By: Malcolm Mayhew
When we visited in early summer, yellow and zucchini squash were in season. The pristine vegetables were hand-picked to form the foundation of a squash casserole. The home-style side dish incorporated eggs and buttery breadcrumbs, allowing the squash to take center stage. Fresh herbs and greens are also harvested daily.
The sky-blue siding of this renovated house provides an element of whimsy for passersby. The expansive porch encourages diners to linger. The interior of the reworked home is laid out into its original floor plan, with the exception of the kitchen. What used to be the tiny kitchen now serves as a pass-through and staging area for the restaurant. The burgundy bar area fits snugly by the front door, and other dining rooms are spread throughout.
Appetizers of line-caught Yellow Fin Seared Sashimi Tuna ($14) and House Smoked Salmon ($14) did not disappoint. The tuna was displayed beautifully, lightly seared on all sides. The mild tuna was drizzled with both wasabi aioli and balsamic ginger glaze. The tuna was more of a textural treat with its velvety slices served atop crunchy fried rice noodles.
The House Smoked Salmon was outstanding, served with a simple horseradish cream sauce and complemented by briny capers and red onion. The appropriately seasoned pink salmon was a generous portion for four. Crunchy, thinly sliced baguette toasts were served alongside.

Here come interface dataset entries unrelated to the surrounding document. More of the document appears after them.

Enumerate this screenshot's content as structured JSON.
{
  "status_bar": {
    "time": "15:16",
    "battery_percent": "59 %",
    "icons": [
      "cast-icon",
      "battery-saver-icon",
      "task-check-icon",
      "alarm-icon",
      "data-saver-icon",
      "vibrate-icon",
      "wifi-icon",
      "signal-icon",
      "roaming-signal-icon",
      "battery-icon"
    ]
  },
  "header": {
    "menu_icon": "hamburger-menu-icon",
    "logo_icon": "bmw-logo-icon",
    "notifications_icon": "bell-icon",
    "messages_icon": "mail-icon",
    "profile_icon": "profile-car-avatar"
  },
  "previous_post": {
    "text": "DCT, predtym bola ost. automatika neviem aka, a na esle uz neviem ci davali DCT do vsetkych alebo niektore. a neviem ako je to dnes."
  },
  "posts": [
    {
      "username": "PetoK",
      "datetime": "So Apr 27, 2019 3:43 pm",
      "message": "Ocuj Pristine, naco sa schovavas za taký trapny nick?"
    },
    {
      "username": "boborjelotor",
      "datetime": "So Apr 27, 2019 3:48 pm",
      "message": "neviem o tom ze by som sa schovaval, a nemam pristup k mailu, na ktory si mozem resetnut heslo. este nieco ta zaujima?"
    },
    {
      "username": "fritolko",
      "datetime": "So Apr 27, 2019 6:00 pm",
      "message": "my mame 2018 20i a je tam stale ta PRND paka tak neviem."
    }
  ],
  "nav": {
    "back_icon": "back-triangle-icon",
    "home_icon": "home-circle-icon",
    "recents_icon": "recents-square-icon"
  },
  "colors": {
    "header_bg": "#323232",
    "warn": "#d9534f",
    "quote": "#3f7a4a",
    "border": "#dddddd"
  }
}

The Mixed Grill ($32) offered a sampling of homemade sausage, bacon-wrapped quail breast and a 5-ounce portion of beef tenderloin. The free-range beef sausage stood out -- expertly spiced, lean and fresh. And the tender quail breast was not overcooked or drowning in bacon fat. The beef tenderloin medallion was served with an interesting huckleberry demi-glace.
Two palm-sized Gulf Blue Crab Cakes and Grilled Texas Gulf Shrimp ($29) were served with a sun-dried tomato tartar sauce. The texture was not as crispy as we would have liked; however, the crab cakes had just the right amount of spice to keep them interesting. The night we visited, all entrees were served with a wedge of pan-fried polenta and redcabbage.
The 10-ounce Beef Tenderloin Medallions ($30) were topped with a tantalizing Bleu cheese crust and a port shallot demi-glace. The meat was cooked to my guest’s preference -- well done. When Chef Youts came by to see how our table was doing, he spotted her plate from a distance and jokingly said, “Oh, you were my well-done tonight!”
Grilled Rack of Australian Lamb ($38) was served with an herb crust and a rosemary pomegranate molasses. The four chops were the favorite at our table. The herb crust had notes of mustard, fresh mint, and panko breadcrumbs, and the tender chops were served the perfect medium rare.
The relaxed atmosphere of The Classic Café makes it a place to visit and revisit. The proficient staff will make it well worth your drive to dine in Roanoke. Chef Youts does put an interesting spin on his plates. They are both clever and, yes, classic.
By: Malcolm Mayhew